This is kind of a depressing post, so if you don’t want to hear it, don’t read on. But feel free to check out some other posts of mine…they generally aren’t too depressing.
Yesterday, I took my two dogs out for a walk in the woods. As many of you know, one of the dogs (Sunny) is the mother of the other one (Houdini). I’m very attached to my dogs, particularly Houdini. They are both very good dogs, so much so that I can walk them off leash with hardly any problems. So when I go to the woods with them I let them off the leash to run to their heart’s content.
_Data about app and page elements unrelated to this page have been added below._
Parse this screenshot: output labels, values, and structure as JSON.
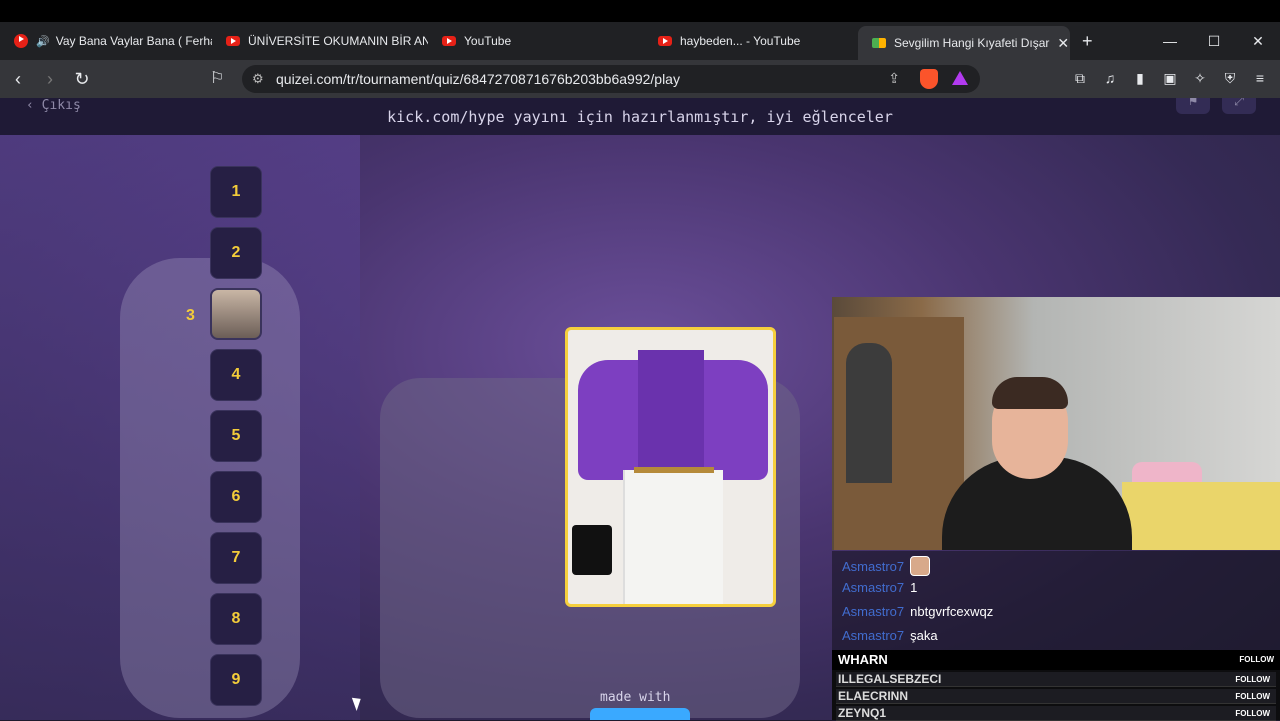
{
  "browser": {
    "tabs": [
      {
        "title": "Vay Bana Vaylar Bana ( Ferhat",
        "audio": true
      },
      {
        "title": "ÜNİVERSİTE OKUMANIN BİR ANL"
      },
      {
        "title": "YouTube"
      },
      {
        "title": "haybeden... - YouTube"
      },
      {
        "title": "Sevgilim Hangi Kıyafeti Dışar",
        "active": true
      }
    ],
    "new_tab": "+",
    "url": "quizei.com/tr/tournament/quiz/6847270871676b203bb6a992/play",
    "window_controls": {
      "minimize": "—",
      "maximize": "☐",
      "close": "✕"
    }
  },
  "page": {
    "exit_label": "Çıkış",
    "subtitle": "kick.com/hype yayını için hazırlanmıştır, iyi eğlenceler",
    "slots": [
      "1",
      "2",
      "3",
      "4",
      "5",
      "6",
      "7",
      "8",
      "9"
    ],
    "current_slot_label": "3",
    "made_with": "made with"
  },
  "chat": {
    "messages": [
      {
        "user": "Asmastro7",
        "text": ""
      },
      {
        "user": "Asmastro7",
        "text": "1"
      },
      {
        "user": "Asmastro7",
        "text": "nbtgvrfcexwqz"
      },
      {
        "user": "Asmastro7",
        "text": "şaka"
      }
    ]
  },
  "follows": {
    "header": "WHARN",
    "button": "FOLLOW",
    "items": [
      "ILLEGALSEBZECI",
      "ELAECRINN",
      "ZEYNQ1"
    ]
  }
}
Usually Houdini doesn’t go out of my sight. She’ll run ahead, but she always turns around to look for me. Not yesterday. And when I whistled to her, she didn’t come rushing to my side like usual. I started walking back towards where I’d last seen her. She wasn’t there. I started calling her, not panicked yet. No response. I was in the middle of the woods and couldn’t decide whether to look to the left or to the right. The view was more open to the left and I didn’t see her there, so I went a little way to the right. I thought she should’ve been able to hear me calling her even if she was at the end of the trail. Still no response. I started to feel panic and my voice started to rise in pitch.
Sunny was following me the whole time and I thought it was so weird that she didn’t seem to know that I was looking for Houdini. She was unphased. Maybe it was ridiculous of me to believe that she would understand what I needed at that moment, but panic makes you think differently.
You would think by my description of this event, that a long time had passed, but probably it was only 5-10 minutes that passed. It felt like an eternity as I thought about if I were to never see my sweet, little puppy again. All I could envision was that she had either wandered into the path of that fox that has been haunting the neighborhood, or that she had wandered into the road and been snatched up by some dog kidnapper. Looking back, I know that neither of those things would be very likely to happen, but like I said, panic makes you think differently. By the time she came back in sight, I was bawling like it was the end of the world. Even after she made her appearance, I could not calm down for quite a while.
I know there are plenty of people out there that can’t relate to the way that pet owners feel about their pets. It’s possible that I was amongst that group before this puppy came along. I’m not sure why that is, but I have my theories.
For one thing, I raised that puppy right from birth…obviously not by myself…but I felt responsible for her. It’s kind of like the difference between babysitting and having your own child. Responsibility to another being binds you to them, don’t you think? The more responsibility you have for them, the stronger the bond you feel for them.
The other reason why I think I am so attached to that puppy is that she has come into my life at a point of transition for me. She is helping me through the transition of my kids becoming independent and (eventually) leaving home. I feel a little guilty putting that burden on her. I didn’t know I was doing that until it was too late. I remember coming to that realization when I was reading the end of a teen parenting book. The author was talking about the transitions that his dogs had helped his family through. He knew.
I don’t know how people cope with their kids leaving home. I’ve been trying really hard to accept it and not burden my kids with the fact that it’s breaking my heart just to think of the impending separation. That’s not fair to them. It’s natural and healthy for them to grow up and leave home and it wouldn’t be right for me to make them feel bad about it. (Luckily, they don’t read my blog enough to run across this post).
So, that’s my little sob story. It kind of sucks that getting it off my chest didn’t even help. But, now it’s out there and I’m sure plenty of you can relate. Thanks for letting me cry on your shoulder.